"Both non-infectious scleritis and non-infectious uveitis have been associated with interleukin-1 beta. As we narrowed our potential therapeutic targets for inclusion in our POC program, we felt there was a strong rationale to conduct one of the studies in a second ocular indication, particularly one that is treated by the same physician specialist as the NIU patient population," stated Paul Rubin, Senior Vice President of Research and Development and Chief Medical Officer of XOMA.
About Gevokizumab and Interleukin-1 Inhibition
Gevokizumab (XOMA 052) is a potent monoclonal antibody with the potential to treat patients with a wide variety of inflammatory and other diseases. Gevokizumab binds strongly to interleukin-1 beta (IL-1 beta), a pro-inflammatory cytokine that has been shown to be involved in non-infectious uveitis, including Behçet's uveitis, cardiovascular disease, and other auto-inflammatory diseases. By binding to IL-1 beta, gevokizumab inhibits the activation of the IL-1 receptor, thereby modulating the cellular signaling events that produce inflammation.
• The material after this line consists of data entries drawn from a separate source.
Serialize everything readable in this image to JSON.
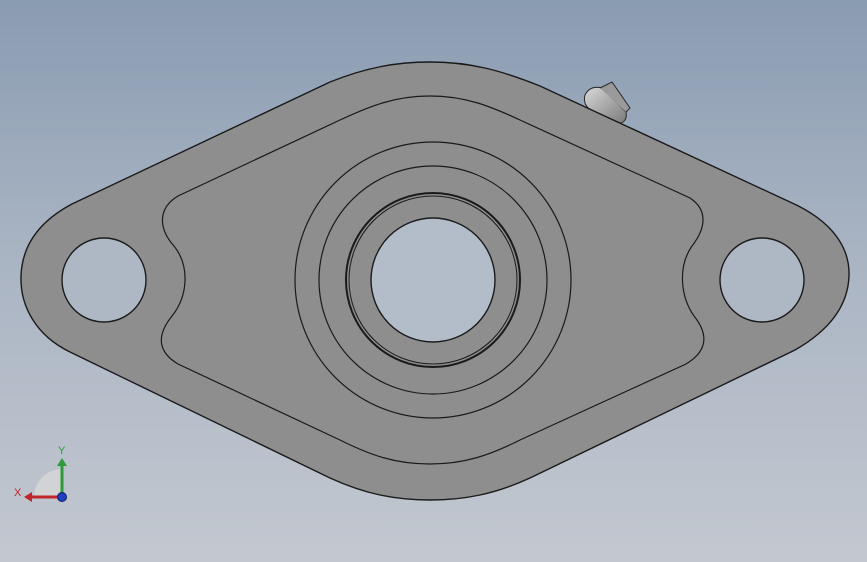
{
  "viewport": {
    "background_top": "#8a9cb2",
    "background_bottom": "#c3c8d0"
  },
  "model": {
    "part_type": "two-bolt flange bearing housing",
    "body_color": "#8e8e8e",
    "edge_color": "#1a1a1a",
    "grease_fitting": "grease-nipple",
    "holes": [
      "left-bolt-hole",
      "right-bolt-hole",
      "center-bore"
    ]
  },
  "triad": {
    "x_label": "X",
    "y_label": "Y",
    "x_color": "#c0272d",
    "y_color": "#2e9a3a",
    "z_color": "#1f3fbf"
  }
}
Gevokizumab has been studied in nearly 500 patients, with approximately 300 patients on treatment for six months, and has been shown to be well-tolerated. As previously reported, in a proof-of-concept Phase 2 trial of gevokizumab in Behçet's uveitis, all seven patients displayed rapid reduction of intraocular inflammation and improvement in visual acuity or other ophthalmic measures after a single treatment and following discontinuation of immunosuppressive drugs such as cyclosporine and/or azathioprine. Five of the patients were retreated with gevokizumab due to a recurring uveitis exacerbation and all responded again to treatment.